We are deeply saddened to share the news that Professor Ian Harris passed away on December 23rd. It was a peaceful end, surrounded by his wife, Gwen, and three children.
Initially a student of Buddhist philosophy, his recent academic interests focused on the modern and contemporary history of the Cambodian monastic order, Buddhism and politics in Southeast Asia, Buddhist environmentalism, and landscape aesthetics (he was a keen organic gardener and hill-walker). Many people’s understanding of Cambodian Buddhism, Buddhism and politics, and Buddhism and environmentalism, owe much to Ian.
The UK Association for Buddhist Studies was founded by Ian together with Peter Harvey in 1996, after they met at a conference in Hawaii the year before. While there, it was Ian’s response to Peter’s suggestion that he was thinking of starting a local group of scholars of Buddhism in the north-east of the UK – ‘Why not start a national group?’ – that led to the development of UKABS. Ian was its first treasurer (1996 –2002), later its secretary (2002 –2008), and was its current president (2013 –2014) until having to bow out due to his deteriorating health. Even during his periods abroad, when not formally serving on the committee, he still found time to contribute to UKABS and help with some of the conference arrangements.
After his first degree from Cambridge University, Ian did a doctorate at Lancaster, with his first book, The Continuity of Madhyamaka and Yogācāra in Indian Mahāyāna Buddhism (Brill, 1991), being based on his doctorate. He went on to develop an interest in Buddhism and environmentalism, on which he contributed a string of articles. Research on Buddhism and politics culminated in his edited volumes, Buddhism and Politics in Twentieth-century Asia (Continuum, 1999) and Buddhism, Power and Politics in Southeast Asia (Routledge, 2007). Working on these, Ian realised the need for more understanding of Buddhism in Cambodia.

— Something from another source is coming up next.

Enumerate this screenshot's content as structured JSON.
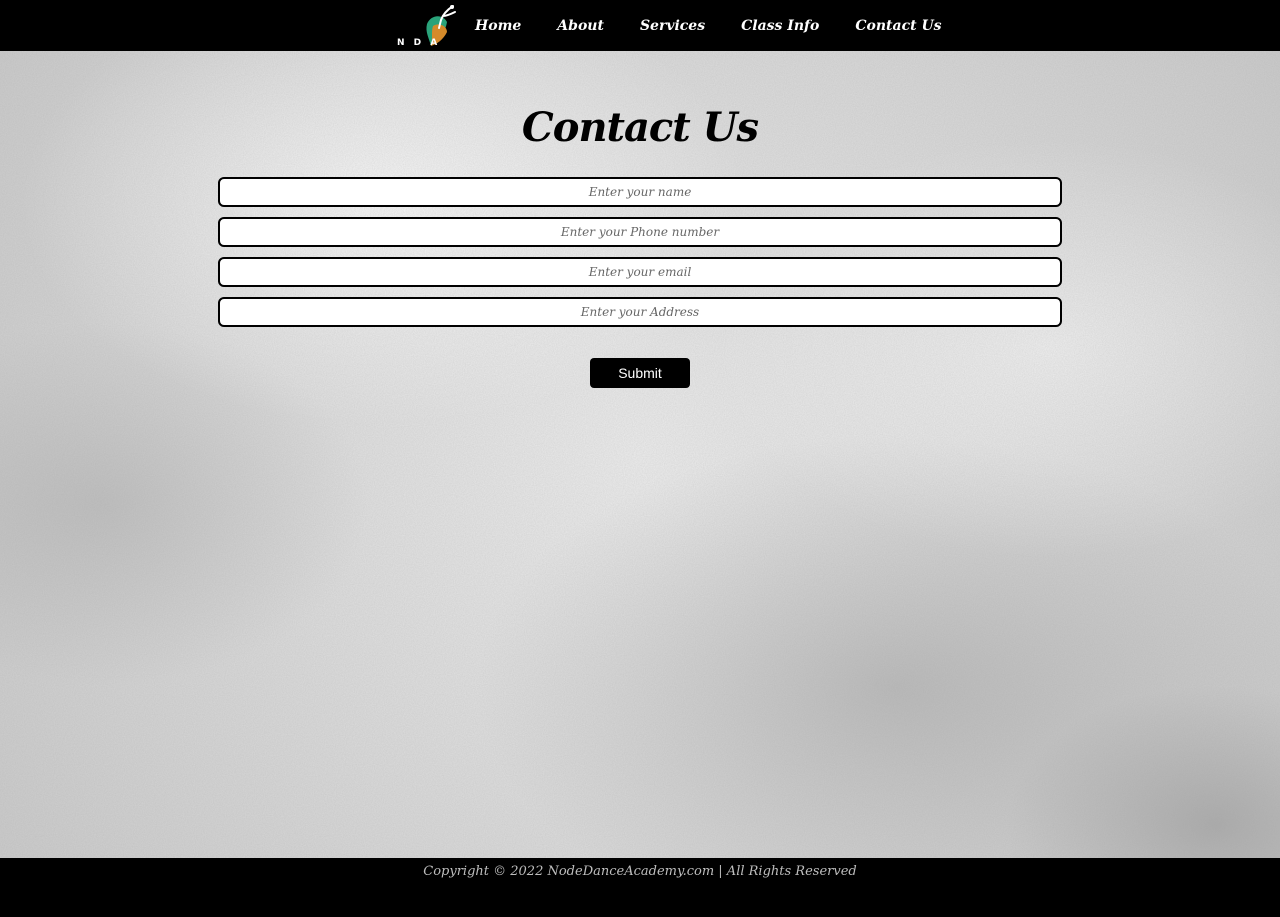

This then became the focus of his research, leading to his Cambodian Buddhism: History and Practice (University of Hawaii Press, 2005). He then produced two pioneering volumes, Buddhism Under Pol Pot (Phnom Penh: Documentary Center of Cambodia, 2007) and Buddhism in a Dark Age: Cambodian Monks under Pol Pot (University of Hawaii Press, 2013). Ian also was editor of The Illustrated Encyclopedia of Buddhism: A Comprehensive Guide to Buddhist History and Philosophy, the Traditions and Practices (Lorenz, 2009).
Ian was Professor Emeritus at the University of Cumbria and had also held visiting positions at the University of Oxford, the University of British Columbia, Vancouver, the National University of Singapore and Dongguk University, Seoul. From 2003 to 2007 he was a senior scholar at the Documentary Center of Cambodia in Phnom Penh leading a small team of researchers investigating the fate of Buddhist monks during the Pol Pot period. Some of this work has fed into the ongoing tribunal into alleged serious crimes committed by senior surviving leaders of the Khmer Rouge. During 2011–12 he was the Tun Lin Kok Yuen Distinguished Visiting Professor of Buddhist Studies at the University of Toronto. More recently he has been assisting in reviving the Preah Sihanouk Raja Buddhist University, Cambodia’s pre-eminent institution of monastic education. As of June 2013, he was visiting Professor of Buddhist Studies at King’s College, London (http://www.kcl.ac.uk/artshums/depts/trs/people/staff/associates/visit/harris.aspx)
Ian was a fine man, who got on with things with a sense of humour and a wry smile. The UKABS conference in Lancaster this July will pay tribute to him. He will certainly be missed by many.
‘Pip pip’ to Ian – to use his favourite sign-off to messages. May he go well to the next life.
Peter Harvey and Cathy Cantwell.